### Records for the exercise ###

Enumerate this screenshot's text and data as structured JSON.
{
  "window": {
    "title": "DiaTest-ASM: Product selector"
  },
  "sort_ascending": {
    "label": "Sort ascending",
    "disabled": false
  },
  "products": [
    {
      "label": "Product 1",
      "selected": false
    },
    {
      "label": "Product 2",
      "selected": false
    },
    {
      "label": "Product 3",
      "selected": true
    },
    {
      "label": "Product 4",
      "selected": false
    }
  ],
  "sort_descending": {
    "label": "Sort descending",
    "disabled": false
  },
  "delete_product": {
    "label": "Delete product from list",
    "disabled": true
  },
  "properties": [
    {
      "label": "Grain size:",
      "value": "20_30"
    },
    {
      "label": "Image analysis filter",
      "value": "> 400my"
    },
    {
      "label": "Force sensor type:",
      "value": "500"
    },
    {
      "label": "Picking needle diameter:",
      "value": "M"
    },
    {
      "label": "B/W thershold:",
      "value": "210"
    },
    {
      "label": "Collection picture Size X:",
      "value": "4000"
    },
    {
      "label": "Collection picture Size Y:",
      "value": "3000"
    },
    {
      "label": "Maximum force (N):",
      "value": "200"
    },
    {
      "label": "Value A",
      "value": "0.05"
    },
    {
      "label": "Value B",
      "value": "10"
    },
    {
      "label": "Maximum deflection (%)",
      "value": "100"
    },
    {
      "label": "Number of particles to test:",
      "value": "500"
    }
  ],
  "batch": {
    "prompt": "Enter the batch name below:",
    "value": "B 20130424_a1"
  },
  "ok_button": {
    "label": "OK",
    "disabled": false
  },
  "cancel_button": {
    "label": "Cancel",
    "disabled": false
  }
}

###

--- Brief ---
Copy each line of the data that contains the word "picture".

--- Task response ---
      "label": "Collection picture Size X:",
      "label": "Collection picture Size Y:",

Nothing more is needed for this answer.